# Records shown:
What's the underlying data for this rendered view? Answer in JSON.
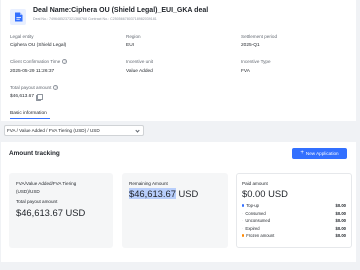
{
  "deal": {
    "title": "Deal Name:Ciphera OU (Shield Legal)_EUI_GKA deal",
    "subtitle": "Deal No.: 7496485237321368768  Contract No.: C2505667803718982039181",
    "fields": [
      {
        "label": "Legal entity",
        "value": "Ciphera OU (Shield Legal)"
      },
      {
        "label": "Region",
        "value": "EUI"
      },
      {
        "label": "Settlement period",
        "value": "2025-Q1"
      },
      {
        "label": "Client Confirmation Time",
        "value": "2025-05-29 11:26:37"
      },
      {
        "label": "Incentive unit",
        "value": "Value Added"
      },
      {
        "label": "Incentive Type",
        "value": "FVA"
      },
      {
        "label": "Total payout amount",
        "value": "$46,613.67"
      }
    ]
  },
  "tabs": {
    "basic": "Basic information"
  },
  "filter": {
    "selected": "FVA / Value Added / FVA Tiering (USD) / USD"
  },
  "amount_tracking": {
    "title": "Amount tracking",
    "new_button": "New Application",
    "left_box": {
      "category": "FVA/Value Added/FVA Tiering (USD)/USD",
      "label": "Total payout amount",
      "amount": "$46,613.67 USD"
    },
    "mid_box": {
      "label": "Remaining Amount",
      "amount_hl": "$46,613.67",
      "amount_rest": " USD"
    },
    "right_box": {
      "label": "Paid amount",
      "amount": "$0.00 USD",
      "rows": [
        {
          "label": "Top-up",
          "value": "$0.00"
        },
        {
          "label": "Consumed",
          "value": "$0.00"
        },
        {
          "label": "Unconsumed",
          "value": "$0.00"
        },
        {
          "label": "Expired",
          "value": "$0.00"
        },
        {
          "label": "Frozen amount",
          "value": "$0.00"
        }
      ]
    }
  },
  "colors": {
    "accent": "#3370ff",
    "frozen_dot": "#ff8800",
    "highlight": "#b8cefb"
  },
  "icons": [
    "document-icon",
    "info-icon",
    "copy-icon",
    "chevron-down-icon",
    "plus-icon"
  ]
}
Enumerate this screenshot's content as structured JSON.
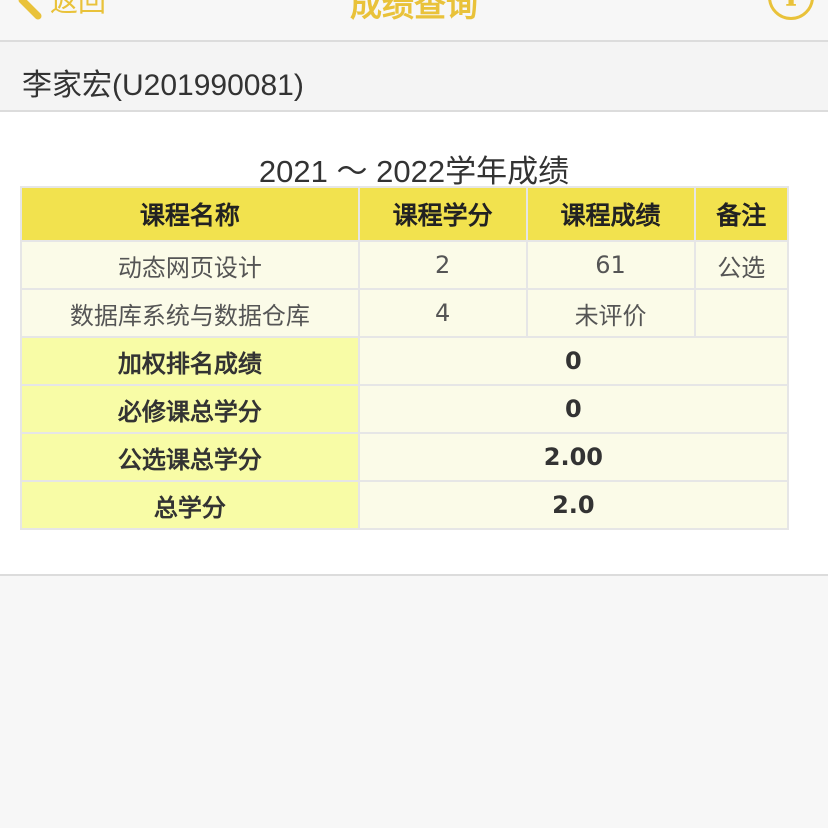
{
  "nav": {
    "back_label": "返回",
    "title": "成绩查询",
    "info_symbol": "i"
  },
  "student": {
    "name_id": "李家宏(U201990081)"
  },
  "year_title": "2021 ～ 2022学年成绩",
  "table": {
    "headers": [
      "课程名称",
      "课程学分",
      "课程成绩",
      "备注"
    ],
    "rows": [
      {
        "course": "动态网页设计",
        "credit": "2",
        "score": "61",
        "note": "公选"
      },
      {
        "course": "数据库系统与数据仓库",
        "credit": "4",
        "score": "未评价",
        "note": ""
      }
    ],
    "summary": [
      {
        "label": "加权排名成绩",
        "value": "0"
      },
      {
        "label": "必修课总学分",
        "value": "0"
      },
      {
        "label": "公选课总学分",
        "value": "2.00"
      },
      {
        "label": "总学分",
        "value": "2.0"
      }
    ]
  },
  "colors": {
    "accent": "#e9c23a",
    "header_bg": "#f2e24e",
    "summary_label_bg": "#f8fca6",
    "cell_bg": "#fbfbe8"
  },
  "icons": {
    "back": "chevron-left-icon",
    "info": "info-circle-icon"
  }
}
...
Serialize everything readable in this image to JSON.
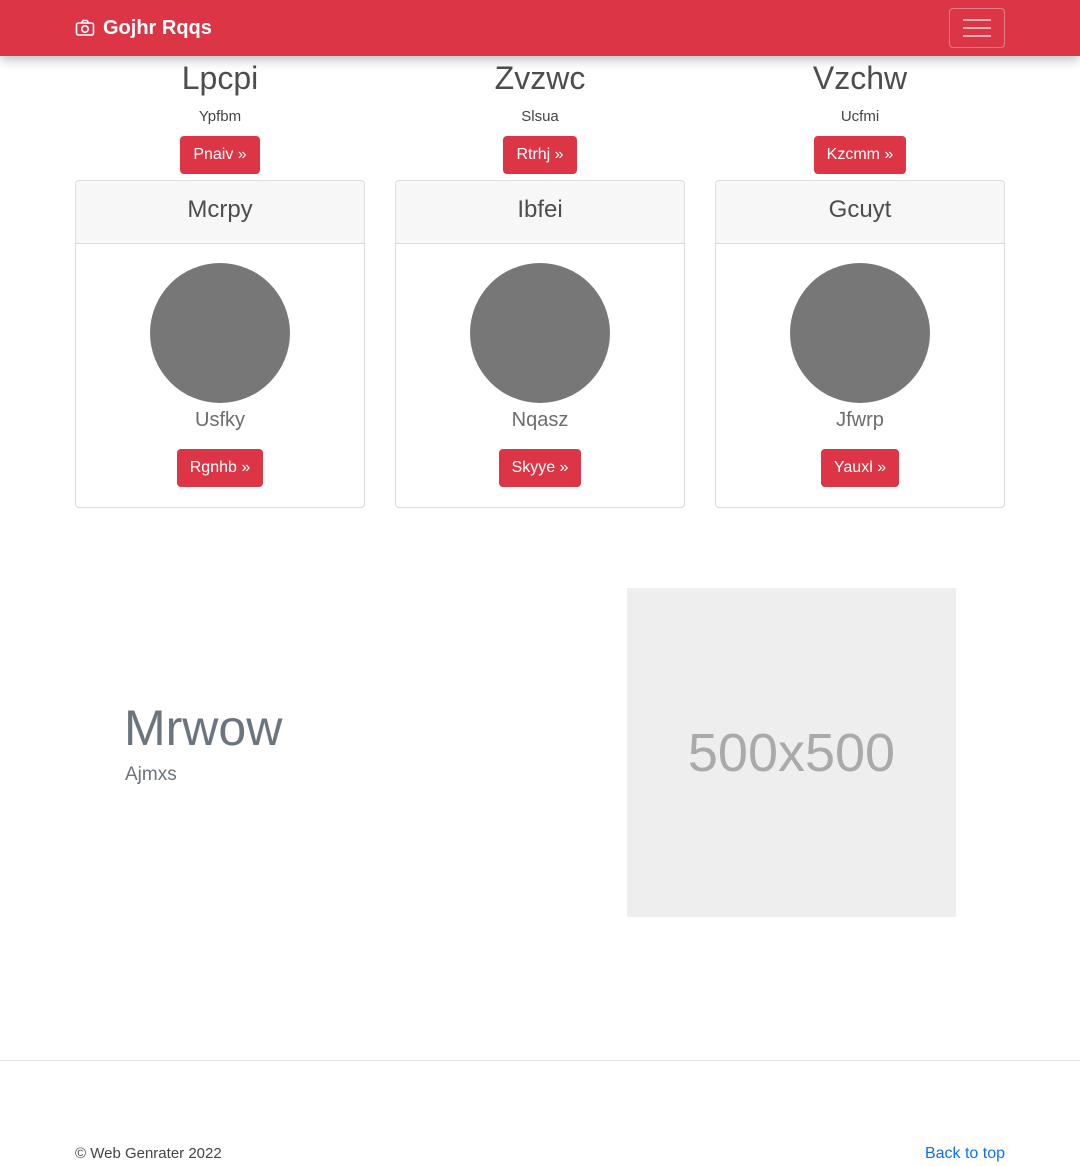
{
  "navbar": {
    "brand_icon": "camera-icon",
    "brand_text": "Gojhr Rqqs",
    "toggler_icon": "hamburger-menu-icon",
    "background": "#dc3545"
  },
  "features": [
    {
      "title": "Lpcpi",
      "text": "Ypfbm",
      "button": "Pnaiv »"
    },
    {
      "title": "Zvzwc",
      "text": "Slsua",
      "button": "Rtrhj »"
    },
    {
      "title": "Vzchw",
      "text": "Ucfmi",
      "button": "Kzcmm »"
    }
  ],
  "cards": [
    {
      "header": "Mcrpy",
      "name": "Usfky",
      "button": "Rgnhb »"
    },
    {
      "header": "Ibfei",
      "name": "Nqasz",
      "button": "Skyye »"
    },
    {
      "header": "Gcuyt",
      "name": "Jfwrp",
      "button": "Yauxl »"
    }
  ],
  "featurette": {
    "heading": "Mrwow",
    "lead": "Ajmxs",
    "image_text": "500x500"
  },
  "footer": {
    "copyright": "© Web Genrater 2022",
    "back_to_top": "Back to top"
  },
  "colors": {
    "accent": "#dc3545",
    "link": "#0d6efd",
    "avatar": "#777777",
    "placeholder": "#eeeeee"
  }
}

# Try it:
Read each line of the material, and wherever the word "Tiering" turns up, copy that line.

# Reply:
    "selected": "FVA / Value Added / FVA Tiering (USD) / USD"
      "category": "FVA/Value Added/FVA Tiering (USD)/USD",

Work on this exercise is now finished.